▶ Website and app data records
BEGIN

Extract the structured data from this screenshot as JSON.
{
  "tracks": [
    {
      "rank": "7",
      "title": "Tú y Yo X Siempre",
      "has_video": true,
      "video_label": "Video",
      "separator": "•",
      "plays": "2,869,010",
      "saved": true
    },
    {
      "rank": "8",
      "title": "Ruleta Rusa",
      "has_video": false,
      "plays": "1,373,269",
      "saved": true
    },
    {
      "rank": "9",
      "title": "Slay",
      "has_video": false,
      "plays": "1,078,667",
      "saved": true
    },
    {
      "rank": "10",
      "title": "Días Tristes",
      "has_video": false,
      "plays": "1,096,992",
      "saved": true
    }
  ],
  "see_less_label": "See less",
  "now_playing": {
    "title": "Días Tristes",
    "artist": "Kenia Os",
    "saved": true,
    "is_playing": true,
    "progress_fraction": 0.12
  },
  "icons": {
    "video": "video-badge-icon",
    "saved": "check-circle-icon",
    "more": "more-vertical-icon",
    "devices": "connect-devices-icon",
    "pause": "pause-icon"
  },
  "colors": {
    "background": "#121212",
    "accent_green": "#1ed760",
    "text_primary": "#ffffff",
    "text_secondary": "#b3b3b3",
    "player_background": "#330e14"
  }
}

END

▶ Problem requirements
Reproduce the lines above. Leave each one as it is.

▶ Task output
Extract the structured data from this screenshot as JSON.
{
  "tracks": [
    {
      "rank": "7",
      "title": "Tú y Yo X Siempre",
      "has_video": true,
      "video_label": "Video",
      "separator": "•",
      "plays": "2,869,010",
      "saved": true
    },
    {
      "rank": "8",
      "title": "Ruleta Rusa",
      "has_video": false,
      "plays": "1,373,269",
      "saved": true
    },
    {
      "rank": "9",
      "title": "Slay",
      "has_video": false,
      "plays": "1,078,667",
      "saved": true
    },
    {
      "rank": "10",
      "title": "Días Tristes",
      "has_video": false,
      "plays": "1,096,992",
      "saved": true
    }
  ],
  "see_less_label": "See less",
  "now_playing": {
    "title": "Días Tristes",
    "artist": "Kenia Os",
    "saved": true,
    "is_playing": true,
    "progress_fraction": 0.12
  },
  "icons": {
    "video": "video-badge-icon",
    "saved": "check-circle-icon",
    "more": "more-vertical-icon",
    "devices": "connect-devices-icon",
    "pause": "pause-icon"
  },
  "colors": {
    "background": "#121212",
    "accent_green": "#1ed760",
    "text_primary": "#ffffff",
    "text_secondary": "#b3b3b3",
    "player_background": "#330e14"
  }
}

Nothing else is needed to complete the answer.